Exercise directions -> Do any lines in the data below contain "Order"? If so, copy every one of them.

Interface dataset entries
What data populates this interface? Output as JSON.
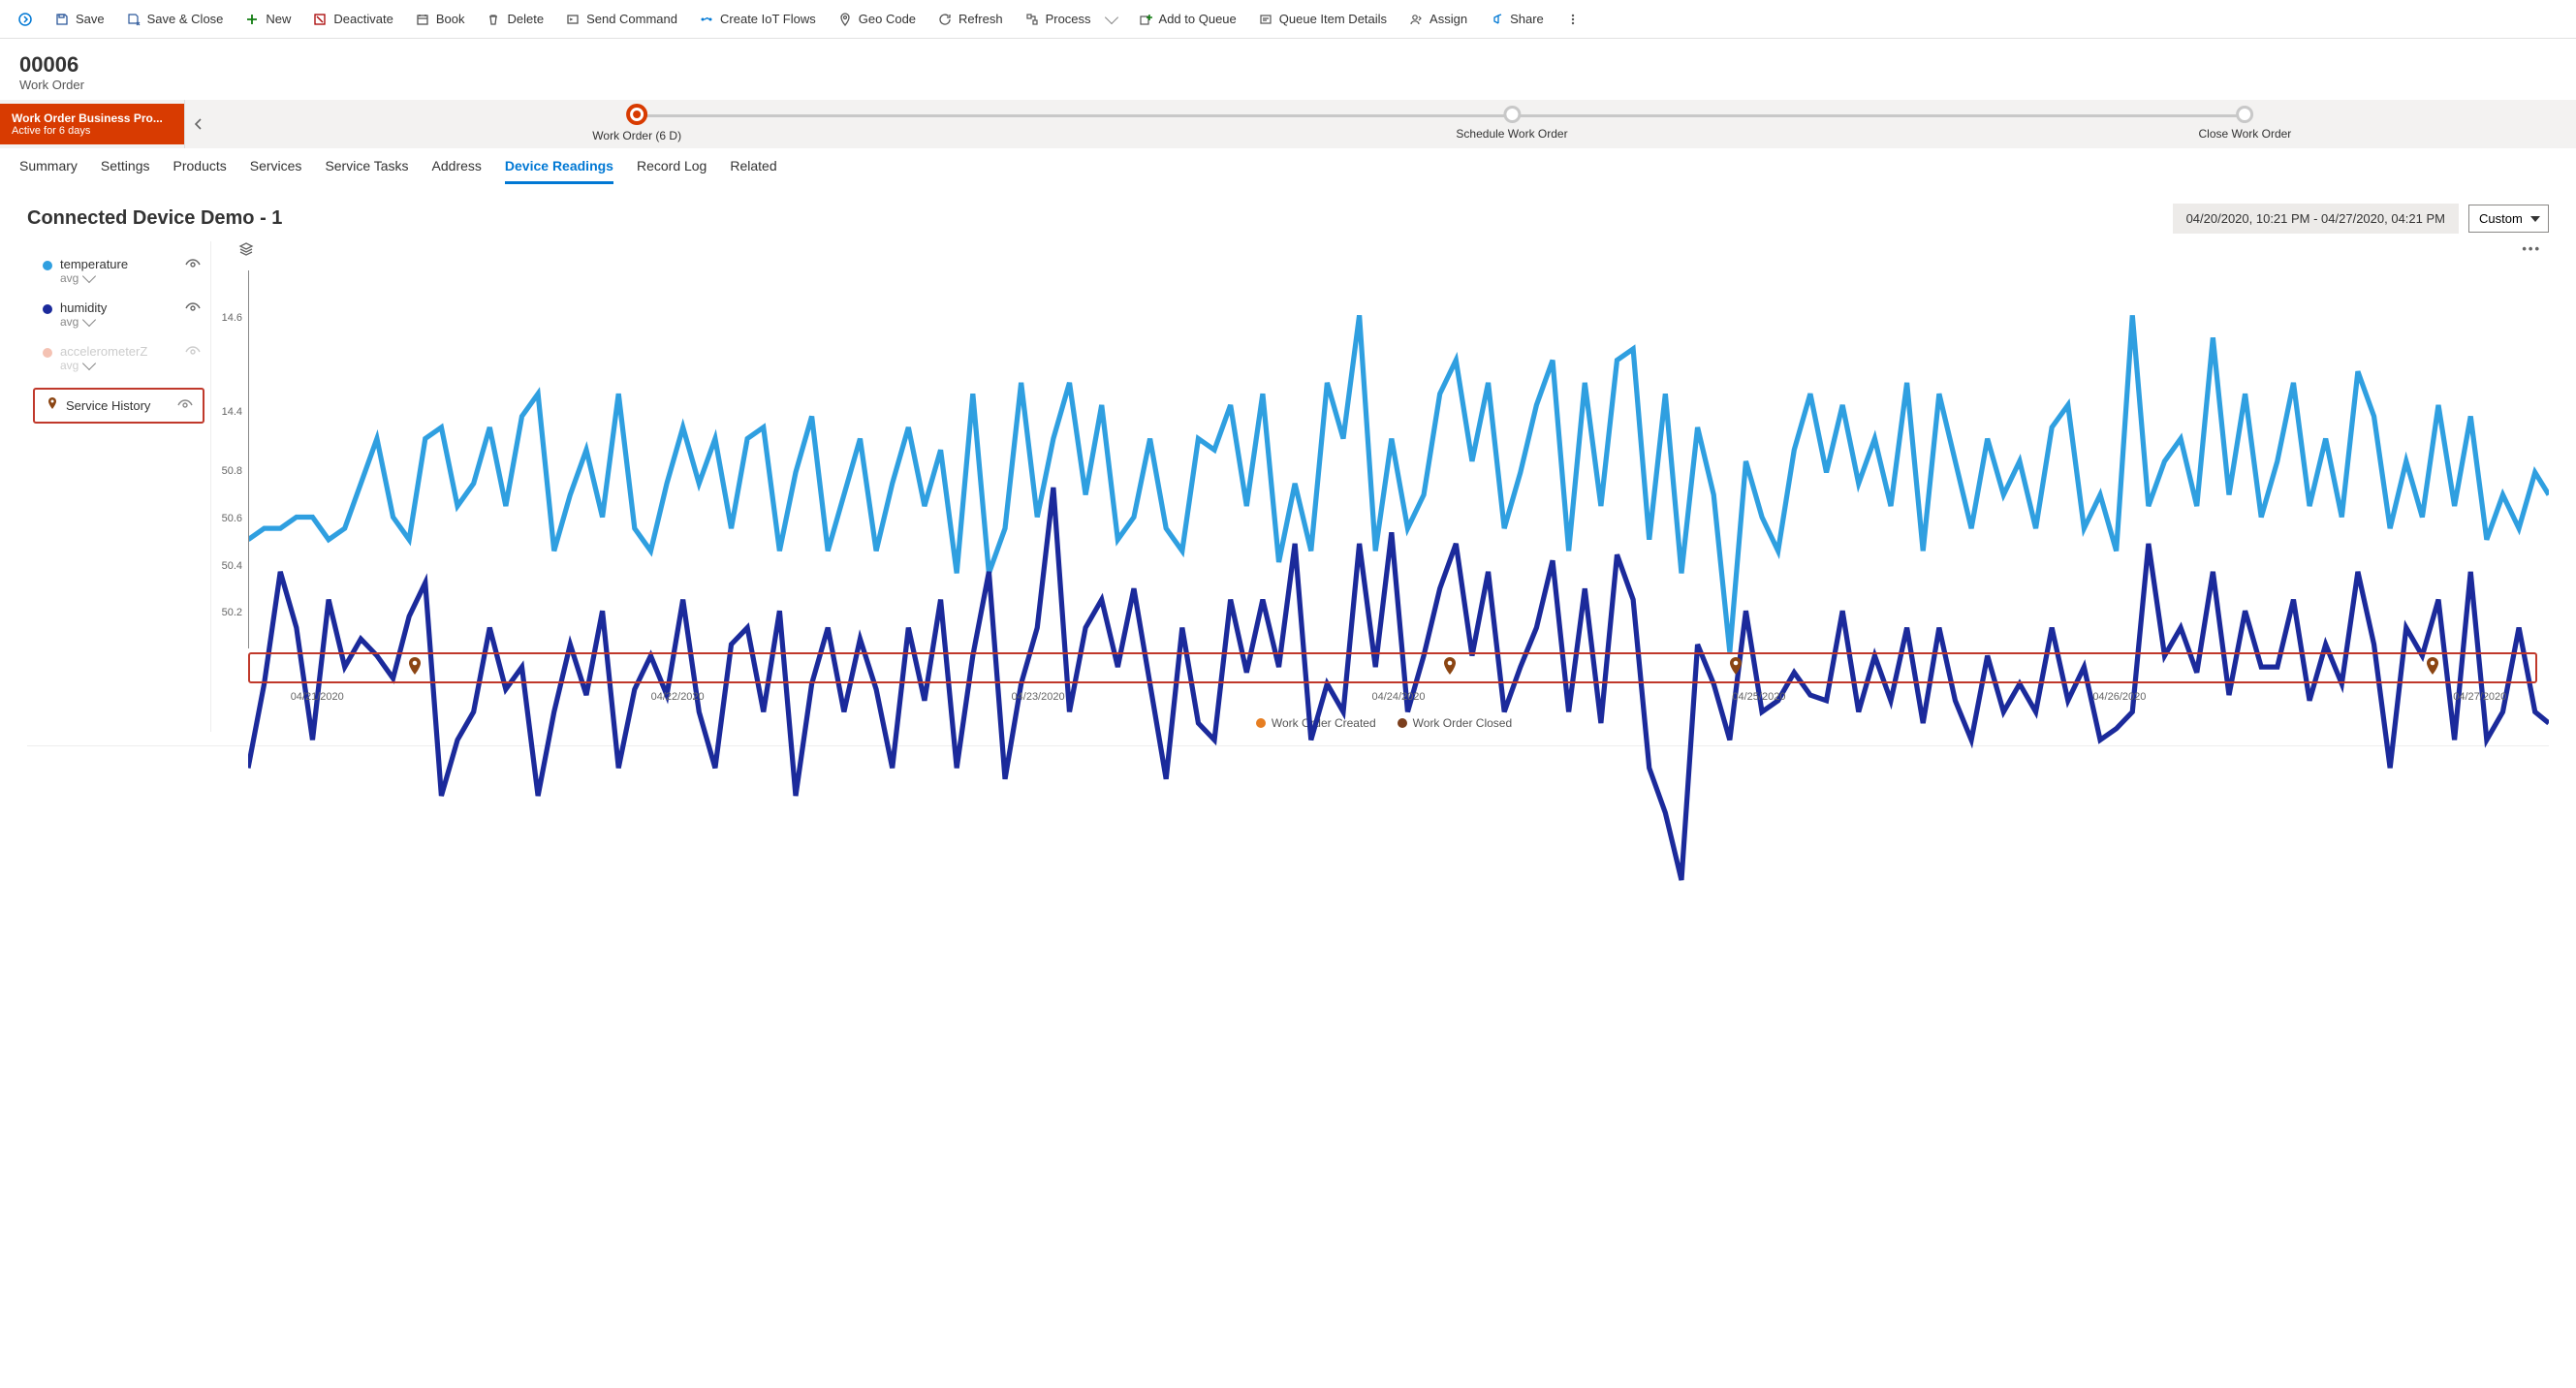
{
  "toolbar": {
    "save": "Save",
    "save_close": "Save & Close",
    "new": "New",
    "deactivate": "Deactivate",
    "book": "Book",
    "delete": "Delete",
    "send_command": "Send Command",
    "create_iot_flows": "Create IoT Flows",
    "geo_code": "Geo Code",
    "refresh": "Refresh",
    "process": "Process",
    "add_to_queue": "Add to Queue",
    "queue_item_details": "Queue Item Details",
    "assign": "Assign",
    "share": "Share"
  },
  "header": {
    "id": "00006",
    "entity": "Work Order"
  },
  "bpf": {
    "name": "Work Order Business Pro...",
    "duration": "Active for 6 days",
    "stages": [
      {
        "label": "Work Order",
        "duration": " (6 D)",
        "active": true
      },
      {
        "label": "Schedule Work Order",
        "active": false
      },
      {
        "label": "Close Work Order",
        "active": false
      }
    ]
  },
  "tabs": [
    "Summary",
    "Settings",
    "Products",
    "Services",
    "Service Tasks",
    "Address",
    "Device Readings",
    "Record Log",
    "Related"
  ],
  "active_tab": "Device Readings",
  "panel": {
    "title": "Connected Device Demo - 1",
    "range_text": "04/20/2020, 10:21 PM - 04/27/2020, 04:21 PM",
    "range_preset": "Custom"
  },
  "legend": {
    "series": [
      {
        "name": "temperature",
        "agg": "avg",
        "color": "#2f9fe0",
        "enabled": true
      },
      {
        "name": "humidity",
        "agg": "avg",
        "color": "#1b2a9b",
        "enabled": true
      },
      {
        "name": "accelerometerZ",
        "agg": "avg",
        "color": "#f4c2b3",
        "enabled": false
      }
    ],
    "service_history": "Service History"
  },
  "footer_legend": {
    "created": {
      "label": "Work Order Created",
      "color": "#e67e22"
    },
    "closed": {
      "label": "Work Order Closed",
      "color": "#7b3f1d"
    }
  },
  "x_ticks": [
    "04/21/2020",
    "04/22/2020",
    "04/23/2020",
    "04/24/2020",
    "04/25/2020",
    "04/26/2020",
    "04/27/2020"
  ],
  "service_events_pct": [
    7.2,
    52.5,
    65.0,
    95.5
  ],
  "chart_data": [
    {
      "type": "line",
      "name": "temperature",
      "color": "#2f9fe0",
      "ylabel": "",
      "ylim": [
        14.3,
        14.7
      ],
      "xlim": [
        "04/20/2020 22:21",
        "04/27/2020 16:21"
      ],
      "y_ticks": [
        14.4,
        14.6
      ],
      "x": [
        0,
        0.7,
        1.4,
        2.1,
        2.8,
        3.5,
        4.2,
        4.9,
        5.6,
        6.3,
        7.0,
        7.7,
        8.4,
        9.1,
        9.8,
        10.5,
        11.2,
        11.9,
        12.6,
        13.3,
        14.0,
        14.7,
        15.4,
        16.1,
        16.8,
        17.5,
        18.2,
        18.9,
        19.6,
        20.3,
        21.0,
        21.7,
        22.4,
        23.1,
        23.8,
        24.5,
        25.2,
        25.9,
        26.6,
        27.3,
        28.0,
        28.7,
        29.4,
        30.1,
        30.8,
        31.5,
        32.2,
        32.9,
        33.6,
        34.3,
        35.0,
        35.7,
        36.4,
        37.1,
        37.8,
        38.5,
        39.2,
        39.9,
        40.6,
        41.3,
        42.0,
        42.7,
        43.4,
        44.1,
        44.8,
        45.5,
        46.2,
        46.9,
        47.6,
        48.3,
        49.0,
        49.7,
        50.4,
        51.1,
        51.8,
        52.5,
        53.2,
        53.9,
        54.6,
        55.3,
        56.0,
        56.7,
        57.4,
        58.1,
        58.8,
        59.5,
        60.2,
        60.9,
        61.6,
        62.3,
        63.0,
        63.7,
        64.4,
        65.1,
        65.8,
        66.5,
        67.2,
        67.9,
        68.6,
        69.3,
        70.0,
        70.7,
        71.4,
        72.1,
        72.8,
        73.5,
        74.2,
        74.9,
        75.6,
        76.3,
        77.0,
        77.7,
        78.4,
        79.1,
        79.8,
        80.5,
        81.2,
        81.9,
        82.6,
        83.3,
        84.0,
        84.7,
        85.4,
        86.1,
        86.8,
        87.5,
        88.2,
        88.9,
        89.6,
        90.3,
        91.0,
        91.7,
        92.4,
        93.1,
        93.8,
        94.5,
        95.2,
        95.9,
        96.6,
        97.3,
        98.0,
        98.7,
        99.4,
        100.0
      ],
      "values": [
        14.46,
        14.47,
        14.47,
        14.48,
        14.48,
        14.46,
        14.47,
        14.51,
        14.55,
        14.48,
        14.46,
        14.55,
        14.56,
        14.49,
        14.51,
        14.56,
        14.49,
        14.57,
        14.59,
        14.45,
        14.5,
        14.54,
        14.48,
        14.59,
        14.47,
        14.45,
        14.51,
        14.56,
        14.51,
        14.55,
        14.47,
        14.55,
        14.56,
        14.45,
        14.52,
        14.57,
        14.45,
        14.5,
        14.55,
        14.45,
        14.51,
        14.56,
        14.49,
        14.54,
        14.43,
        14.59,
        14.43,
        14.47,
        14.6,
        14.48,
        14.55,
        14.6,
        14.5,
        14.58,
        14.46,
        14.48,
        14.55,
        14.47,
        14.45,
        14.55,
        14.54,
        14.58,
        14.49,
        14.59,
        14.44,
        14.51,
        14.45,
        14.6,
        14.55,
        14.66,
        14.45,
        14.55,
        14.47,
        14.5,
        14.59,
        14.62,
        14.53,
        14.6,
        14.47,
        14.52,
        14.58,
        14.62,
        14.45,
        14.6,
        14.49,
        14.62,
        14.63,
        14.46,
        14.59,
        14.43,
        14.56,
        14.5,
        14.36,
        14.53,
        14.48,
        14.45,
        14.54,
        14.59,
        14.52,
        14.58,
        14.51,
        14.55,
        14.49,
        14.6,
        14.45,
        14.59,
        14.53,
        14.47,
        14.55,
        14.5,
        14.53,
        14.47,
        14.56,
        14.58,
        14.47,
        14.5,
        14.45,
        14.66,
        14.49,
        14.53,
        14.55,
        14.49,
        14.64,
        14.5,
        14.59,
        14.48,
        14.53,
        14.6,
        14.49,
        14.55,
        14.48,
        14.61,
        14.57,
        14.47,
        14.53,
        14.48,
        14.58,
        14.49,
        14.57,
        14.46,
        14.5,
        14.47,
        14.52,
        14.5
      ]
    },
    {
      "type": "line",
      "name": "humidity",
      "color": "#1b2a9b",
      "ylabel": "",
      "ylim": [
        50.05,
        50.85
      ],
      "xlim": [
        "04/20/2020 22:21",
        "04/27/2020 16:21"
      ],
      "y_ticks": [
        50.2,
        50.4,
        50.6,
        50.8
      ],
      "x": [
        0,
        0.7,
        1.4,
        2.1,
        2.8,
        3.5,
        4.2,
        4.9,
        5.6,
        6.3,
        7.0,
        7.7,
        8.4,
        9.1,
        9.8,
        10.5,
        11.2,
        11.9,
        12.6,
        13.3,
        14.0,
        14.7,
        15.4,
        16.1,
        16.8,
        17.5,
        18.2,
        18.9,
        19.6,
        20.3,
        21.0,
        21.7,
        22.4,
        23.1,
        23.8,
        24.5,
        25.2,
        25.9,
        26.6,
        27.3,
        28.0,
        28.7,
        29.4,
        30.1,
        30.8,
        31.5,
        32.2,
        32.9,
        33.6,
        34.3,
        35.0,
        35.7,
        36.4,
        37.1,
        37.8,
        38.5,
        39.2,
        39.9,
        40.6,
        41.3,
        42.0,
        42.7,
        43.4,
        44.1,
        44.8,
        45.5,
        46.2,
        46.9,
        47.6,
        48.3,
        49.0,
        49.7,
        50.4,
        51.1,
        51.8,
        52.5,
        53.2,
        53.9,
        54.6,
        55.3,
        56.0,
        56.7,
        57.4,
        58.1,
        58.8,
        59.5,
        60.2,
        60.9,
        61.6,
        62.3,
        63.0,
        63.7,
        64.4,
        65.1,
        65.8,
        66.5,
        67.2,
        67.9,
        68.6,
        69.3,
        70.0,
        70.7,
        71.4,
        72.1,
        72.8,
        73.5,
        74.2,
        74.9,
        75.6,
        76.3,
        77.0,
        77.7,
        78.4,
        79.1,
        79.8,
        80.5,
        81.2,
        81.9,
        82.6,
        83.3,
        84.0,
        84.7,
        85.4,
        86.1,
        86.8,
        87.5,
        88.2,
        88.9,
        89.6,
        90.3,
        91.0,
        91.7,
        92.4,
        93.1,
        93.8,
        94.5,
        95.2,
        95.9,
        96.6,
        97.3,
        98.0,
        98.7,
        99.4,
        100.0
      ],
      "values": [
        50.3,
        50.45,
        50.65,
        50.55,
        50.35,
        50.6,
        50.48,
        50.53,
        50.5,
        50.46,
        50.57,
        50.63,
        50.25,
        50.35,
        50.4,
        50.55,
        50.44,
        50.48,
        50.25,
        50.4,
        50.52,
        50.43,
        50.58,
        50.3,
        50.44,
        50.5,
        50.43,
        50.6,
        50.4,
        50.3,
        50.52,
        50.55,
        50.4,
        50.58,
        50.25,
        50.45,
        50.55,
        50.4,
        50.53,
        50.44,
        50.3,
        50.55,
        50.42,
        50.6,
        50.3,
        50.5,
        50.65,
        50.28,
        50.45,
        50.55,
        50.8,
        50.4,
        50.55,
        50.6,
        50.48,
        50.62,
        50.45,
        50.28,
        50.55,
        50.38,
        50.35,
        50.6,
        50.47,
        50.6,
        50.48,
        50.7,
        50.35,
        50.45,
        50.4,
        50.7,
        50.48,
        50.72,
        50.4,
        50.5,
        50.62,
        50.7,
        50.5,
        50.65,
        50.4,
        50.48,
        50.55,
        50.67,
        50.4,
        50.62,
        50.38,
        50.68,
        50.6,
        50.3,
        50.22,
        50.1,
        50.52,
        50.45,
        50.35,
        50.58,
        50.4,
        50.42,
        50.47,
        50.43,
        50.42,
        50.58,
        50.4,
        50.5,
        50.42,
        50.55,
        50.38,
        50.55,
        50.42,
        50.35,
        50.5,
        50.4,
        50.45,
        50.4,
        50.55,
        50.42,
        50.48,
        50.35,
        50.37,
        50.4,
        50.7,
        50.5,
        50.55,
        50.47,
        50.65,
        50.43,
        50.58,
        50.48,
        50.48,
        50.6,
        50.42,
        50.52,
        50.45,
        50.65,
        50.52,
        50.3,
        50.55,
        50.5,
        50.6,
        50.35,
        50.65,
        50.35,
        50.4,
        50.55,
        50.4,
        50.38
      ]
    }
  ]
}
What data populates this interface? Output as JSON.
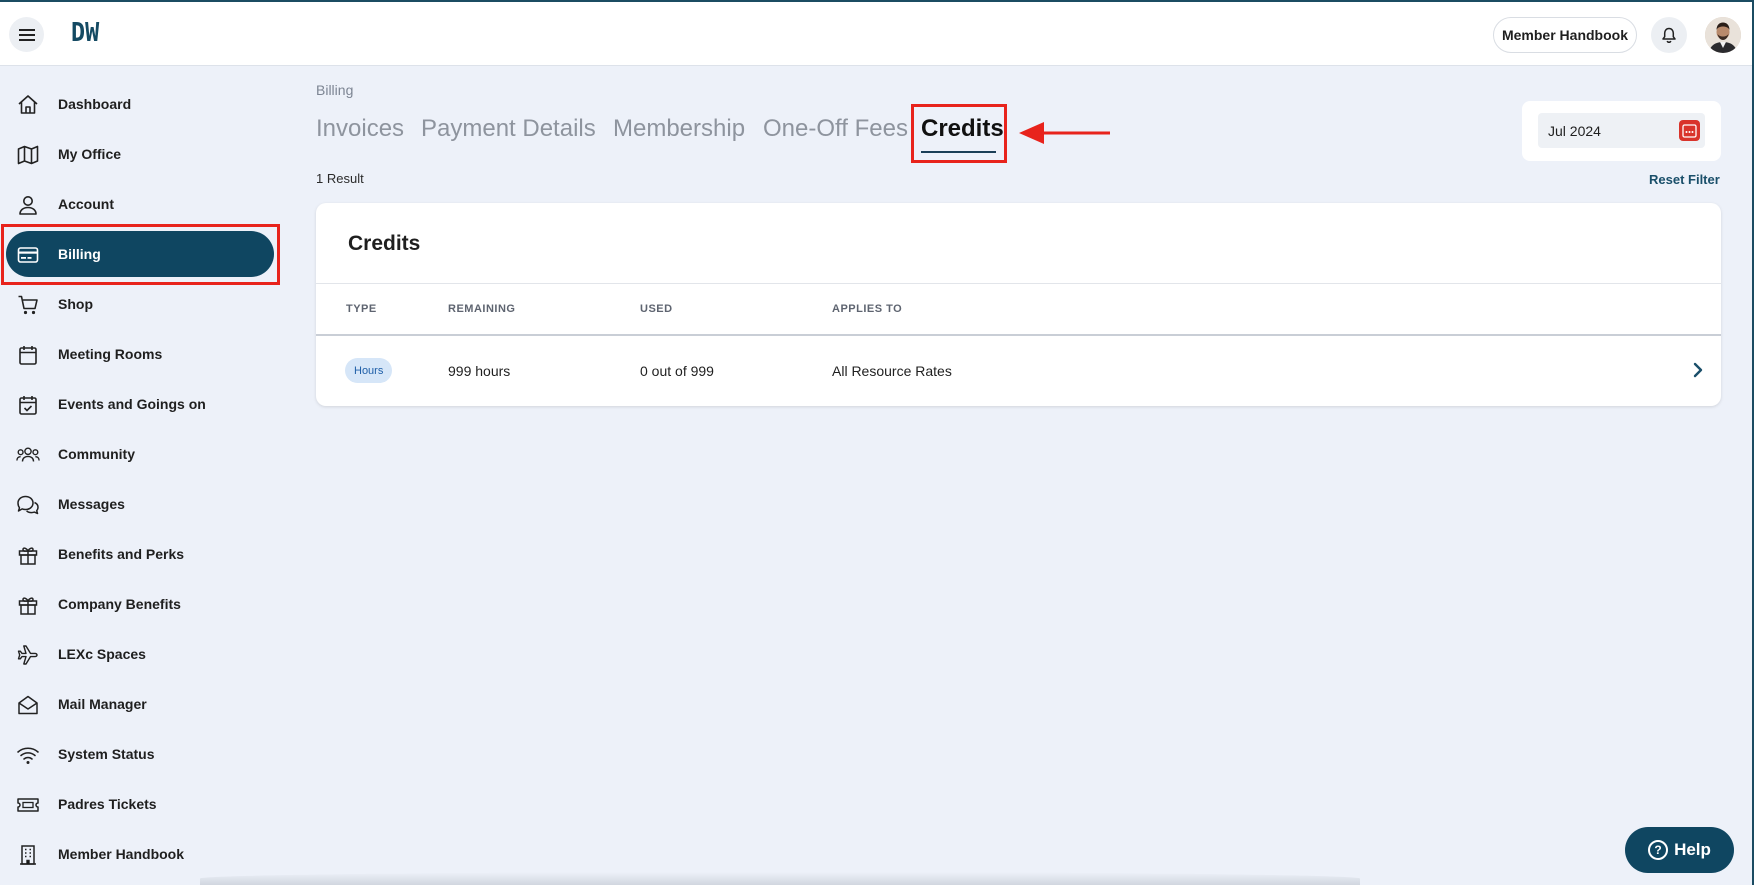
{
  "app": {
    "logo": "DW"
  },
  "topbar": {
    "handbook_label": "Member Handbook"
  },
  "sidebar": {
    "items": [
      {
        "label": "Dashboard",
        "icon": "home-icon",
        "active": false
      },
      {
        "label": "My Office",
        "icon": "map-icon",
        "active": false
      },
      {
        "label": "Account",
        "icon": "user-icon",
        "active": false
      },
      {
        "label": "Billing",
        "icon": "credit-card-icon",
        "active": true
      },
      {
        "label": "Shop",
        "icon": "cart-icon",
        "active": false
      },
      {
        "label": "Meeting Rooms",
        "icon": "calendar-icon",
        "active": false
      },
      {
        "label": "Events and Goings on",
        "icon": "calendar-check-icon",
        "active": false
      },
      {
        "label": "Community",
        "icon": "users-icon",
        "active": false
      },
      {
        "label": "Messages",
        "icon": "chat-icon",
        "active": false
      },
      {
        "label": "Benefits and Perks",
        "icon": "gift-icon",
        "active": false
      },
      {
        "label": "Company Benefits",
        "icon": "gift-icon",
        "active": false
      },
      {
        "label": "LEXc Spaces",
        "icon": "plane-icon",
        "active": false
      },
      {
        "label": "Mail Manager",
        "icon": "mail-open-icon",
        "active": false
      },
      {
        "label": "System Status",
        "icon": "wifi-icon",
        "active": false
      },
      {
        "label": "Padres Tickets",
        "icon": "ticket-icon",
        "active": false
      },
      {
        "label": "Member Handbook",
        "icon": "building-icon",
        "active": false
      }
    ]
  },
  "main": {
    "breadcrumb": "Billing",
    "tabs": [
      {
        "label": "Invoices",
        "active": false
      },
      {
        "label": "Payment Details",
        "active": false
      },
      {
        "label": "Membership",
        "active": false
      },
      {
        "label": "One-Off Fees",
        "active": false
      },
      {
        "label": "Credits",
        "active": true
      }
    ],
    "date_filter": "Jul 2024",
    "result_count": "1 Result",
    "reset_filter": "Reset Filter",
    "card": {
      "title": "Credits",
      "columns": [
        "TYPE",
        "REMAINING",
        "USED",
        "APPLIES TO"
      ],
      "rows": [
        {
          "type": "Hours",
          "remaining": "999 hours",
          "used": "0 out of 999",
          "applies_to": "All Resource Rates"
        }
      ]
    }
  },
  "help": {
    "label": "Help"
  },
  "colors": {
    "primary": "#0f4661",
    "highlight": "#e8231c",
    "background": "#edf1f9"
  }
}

Task response ->
    "entity": "Work Order"
    "name": "Work Order Business Pro...",
        "label": "Work Order",
        "label": "Schedule Work Order",
        "label": "Close Work Order",
      "label": "Work Order Created",
      "label": "Work Order Closed",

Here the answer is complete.